Just for the record, I’m not a financial consultant or involved in the financial industry in any way. I am not in any affiliate program or any other arrangement to receive a commission or any form of reward for the information that follows. If you copy what I did, I will receive no benefit at all.

I have some shares in a “blue chip” company that has done better than a lot of other “blue chip” companies but they are currently yielding only 3% ROI (given the performance of the ASX that’s not doing too bad). You don’t hear stories of fortunes made on the stock market any more, do you?

If I was going to retire on anything except abject poverty (because my superannuation was used up when I was retrenched) I had to work some kind of investment magic. High interest bank savings accounts were so bad that even the banks didn’t call them that any more! Experience had taught me that unless you had thousands to invest, the only people who come out better off are the investment advisers.

Like 99% of people out there, I needed to find some investment with a high interest rate, that didn’t require a lump sum to start off and would accept small deposits. As a contractor, my wage was up and down like a yoyo, so I couldn’t rely on making regular deposits. That ruled out any investment in a trust fund and the ones I knew were yielding much lower returns than this promised.
It sounded too good to be true.
You be the judge:

1. A high interest return (starting at 19.99% and going upwards beyond 30%)

2. Did not require a lump sum to start up.

3. Could be fed with small deposits (a minimum of $25.00) on a drip feed basis.

4. Did not lock me in to regular payments. It would accept intermittent payments.

Realistically when it comes to any form of investment the risks are proportional to the returns. If you want high returns from a high interest rate, you have to be prepared to take a high risk. However, given what else was out there, I didn’t think the risks were that high. Spreading many tiny investments over many different contracts was a good way to reduce the risk of failure.

The organisation I discovered is Harmoney (there could be others too but I stopped looking) and here’s how they work:

  • Someone wants to borrow money, so they approach Harmoney for a loan.
  • Harmoney vets them the same way a bank does and gives them a score from A1 (lowest credit risk) to F5 for the highest chance of defaulting during the life of the contract.

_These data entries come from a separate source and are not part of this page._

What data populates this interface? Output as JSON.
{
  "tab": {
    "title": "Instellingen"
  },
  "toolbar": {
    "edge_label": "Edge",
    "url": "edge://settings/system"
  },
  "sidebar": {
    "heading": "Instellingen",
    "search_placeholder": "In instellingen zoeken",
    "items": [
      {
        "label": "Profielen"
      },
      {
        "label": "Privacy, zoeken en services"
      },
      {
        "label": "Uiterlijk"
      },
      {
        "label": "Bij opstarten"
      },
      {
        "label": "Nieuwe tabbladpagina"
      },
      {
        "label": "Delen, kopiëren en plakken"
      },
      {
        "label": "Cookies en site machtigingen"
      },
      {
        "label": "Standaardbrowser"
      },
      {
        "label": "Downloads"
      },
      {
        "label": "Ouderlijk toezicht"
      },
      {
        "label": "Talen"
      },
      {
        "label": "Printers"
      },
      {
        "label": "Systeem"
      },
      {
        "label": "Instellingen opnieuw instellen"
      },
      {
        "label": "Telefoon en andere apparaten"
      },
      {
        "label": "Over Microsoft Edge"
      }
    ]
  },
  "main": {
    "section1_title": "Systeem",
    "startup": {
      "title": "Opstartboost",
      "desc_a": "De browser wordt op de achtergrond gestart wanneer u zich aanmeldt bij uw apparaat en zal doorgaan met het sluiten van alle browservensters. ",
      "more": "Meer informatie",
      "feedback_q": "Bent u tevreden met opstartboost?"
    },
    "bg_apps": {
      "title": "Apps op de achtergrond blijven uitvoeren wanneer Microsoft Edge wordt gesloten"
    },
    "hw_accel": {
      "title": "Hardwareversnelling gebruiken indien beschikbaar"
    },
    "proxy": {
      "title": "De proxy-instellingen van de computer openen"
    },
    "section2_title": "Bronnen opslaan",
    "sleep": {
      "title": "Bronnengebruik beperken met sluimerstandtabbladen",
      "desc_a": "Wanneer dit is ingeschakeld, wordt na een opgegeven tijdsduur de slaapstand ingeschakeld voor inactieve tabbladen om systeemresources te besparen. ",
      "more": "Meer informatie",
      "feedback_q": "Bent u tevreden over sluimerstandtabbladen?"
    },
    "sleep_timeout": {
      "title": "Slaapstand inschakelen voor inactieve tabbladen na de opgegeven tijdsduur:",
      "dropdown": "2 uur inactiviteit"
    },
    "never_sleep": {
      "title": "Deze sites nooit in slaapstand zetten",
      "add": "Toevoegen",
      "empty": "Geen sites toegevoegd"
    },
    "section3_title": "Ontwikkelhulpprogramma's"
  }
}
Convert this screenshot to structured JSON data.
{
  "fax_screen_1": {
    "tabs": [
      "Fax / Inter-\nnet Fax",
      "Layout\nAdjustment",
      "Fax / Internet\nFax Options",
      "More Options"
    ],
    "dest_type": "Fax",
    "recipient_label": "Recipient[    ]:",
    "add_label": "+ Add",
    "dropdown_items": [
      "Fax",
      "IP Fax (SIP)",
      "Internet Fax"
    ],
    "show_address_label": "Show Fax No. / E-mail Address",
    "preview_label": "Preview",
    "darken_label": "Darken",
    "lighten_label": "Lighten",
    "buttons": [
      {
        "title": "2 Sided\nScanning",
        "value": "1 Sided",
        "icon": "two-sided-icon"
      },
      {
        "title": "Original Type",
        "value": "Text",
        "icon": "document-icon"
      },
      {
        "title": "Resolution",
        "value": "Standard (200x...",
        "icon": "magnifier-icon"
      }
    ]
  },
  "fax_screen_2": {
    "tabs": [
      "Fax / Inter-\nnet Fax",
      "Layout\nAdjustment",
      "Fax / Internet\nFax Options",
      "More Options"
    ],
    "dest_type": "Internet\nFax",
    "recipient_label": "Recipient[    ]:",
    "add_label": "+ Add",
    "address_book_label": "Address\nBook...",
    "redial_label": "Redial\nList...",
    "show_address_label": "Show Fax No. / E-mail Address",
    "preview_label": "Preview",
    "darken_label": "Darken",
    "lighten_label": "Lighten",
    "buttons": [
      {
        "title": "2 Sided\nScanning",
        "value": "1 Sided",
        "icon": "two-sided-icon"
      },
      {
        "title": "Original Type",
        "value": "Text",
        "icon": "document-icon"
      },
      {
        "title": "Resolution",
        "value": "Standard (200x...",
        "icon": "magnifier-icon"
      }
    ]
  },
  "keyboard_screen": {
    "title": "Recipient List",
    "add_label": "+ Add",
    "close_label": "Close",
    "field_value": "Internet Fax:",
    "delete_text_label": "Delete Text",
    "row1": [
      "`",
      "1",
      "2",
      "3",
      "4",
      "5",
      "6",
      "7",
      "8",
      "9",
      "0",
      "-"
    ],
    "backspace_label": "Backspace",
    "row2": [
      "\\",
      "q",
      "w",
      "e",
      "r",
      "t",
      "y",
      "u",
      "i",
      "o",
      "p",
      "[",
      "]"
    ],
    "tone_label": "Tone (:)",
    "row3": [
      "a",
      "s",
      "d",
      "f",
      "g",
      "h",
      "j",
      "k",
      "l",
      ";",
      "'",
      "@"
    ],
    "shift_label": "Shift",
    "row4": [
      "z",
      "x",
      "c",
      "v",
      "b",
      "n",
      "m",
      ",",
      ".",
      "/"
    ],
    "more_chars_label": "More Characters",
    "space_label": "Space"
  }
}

This determines the interest rate they will pay on the loan.
  • They then divide the loan amount into lots of $25, called “notes”. So a $5,000 loan will become 200 notes and publish the borrower’s details, enough to give you some idea, without disclosing the borrower’s identity, like age, location, marital status, owning or renting, years at their current address, monthly income, purpose of the loan, monthly repayments and of course their credit risk score and interest rate.
  • You as lender, can buy a note in that loan and when 200 notes have been bought, the loan becomes official.

Because they are not a bank with a huge administration with a parasitic management, shareholders, overpaid board members and hundreds of branches, nearly all of the interest is returned back to you.

Once you have opened an account and they have verified who you are, you can start with just one note at $25.00 if you want. They only lend for 3 or 5 years so your money is not tied up too long.
This is no get rich quick scheme and there are risks and in the next installment we’ll look at those risks.